There are two categories of Abacuses :

  • those in base 10 well known in Europe and Russia in which each wire has 10 beads. Each bead represents, according the wire where it is, a unit, a hundred, a thousand, …
  • those in mixed base (5,2) or (4,1) for whose each wire has 2 parts : a left part where beads value 5 units (or 5 hundreds, 5 thousands, … according their position on the wire) and a right part where beads value 1 unit (or 1 hundred, 1 thousand, … according their position on the wire). These abacuses are mainly present in Asia (China, Japan, …)

Available on Google Play Store, Abacus Counting Frame is a free application letting you to count like in the past on your smartphones and tablets. You can download it there :

Once you have downloaded Abacus Counting Frame, you can start to write your first number with an Abacus. For this article, we choose to write numbers with the Chinese Abacus also known as Suan Pan.


To write the number one, you must move a bead of the first left wire (this at the bottom) :


To write the number five, you have two options. First is to move the five beads of the first left wire like that :


The second option to write the number 5 is to move one bead on the first right bead like that :
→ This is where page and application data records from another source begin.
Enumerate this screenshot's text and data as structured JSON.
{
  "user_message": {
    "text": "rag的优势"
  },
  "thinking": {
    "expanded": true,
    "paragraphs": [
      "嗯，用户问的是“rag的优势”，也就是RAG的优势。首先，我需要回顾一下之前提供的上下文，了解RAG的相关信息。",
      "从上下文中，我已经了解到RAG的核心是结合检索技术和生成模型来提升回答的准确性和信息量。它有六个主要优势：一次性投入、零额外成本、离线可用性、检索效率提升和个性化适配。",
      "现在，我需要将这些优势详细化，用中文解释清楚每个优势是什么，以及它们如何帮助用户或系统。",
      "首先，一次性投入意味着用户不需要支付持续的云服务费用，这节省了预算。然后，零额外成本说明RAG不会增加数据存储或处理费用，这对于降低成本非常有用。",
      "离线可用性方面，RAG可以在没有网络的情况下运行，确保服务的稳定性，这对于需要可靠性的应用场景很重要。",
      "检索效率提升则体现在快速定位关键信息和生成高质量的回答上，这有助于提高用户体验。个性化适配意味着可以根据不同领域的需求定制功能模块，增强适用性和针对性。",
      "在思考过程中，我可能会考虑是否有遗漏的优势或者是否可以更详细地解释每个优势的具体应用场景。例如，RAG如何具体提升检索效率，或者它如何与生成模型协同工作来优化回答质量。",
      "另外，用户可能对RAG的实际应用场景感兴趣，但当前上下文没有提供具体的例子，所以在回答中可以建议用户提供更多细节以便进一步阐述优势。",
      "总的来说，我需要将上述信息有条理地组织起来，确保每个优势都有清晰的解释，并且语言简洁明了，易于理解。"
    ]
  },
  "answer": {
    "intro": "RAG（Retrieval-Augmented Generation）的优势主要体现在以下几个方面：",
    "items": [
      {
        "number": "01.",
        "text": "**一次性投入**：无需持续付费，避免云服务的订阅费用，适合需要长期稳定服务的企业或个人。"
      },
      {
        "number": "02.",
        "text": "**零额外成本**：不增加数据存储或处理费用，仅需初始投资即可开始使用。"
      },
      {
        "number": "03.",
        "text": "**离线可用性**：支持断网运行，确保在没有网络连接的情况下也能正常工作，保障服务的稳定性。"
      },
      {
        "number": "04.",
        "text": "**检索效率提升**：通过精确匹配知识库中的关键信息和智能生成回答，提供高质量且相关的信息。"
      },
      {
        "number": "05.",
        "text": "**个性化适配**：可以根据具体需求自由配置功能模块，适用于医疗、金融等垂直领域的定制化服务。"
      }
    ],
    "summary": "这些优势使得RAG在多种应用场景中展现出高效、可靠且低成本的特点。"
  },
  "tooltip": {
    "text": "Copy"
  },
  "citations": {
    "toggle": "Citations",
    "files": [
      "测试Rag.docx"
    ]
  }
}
Now, we are going to write a more complex number. For example : 152. To write this number we need to move one bead from the hundreds (the third left wire from the bottom), one bead from the dozens (the second right wire from the bottom) and two beads from the units (the first left wire from the bottom). Your Abacus should be like that :


Once you have understood how the Abacus works, you can write the following number easily : 5,320,152 .


Now, we are going to make an addition with the Abacus. For example, we are going to add 152 with 1,123 . First, you need to write the first number. Here, we write 152 with the Abacus :


Then, you have just to write the second number (1,123) on the Abacus and you will have the result of the addition directly :


Obviously, you can make more complex operations on the Abacus like substractions, multiplications or divisions. You can even calculate square root of numbers ! To go further, you can also discover Abacus Counting Frame in action on this demo video :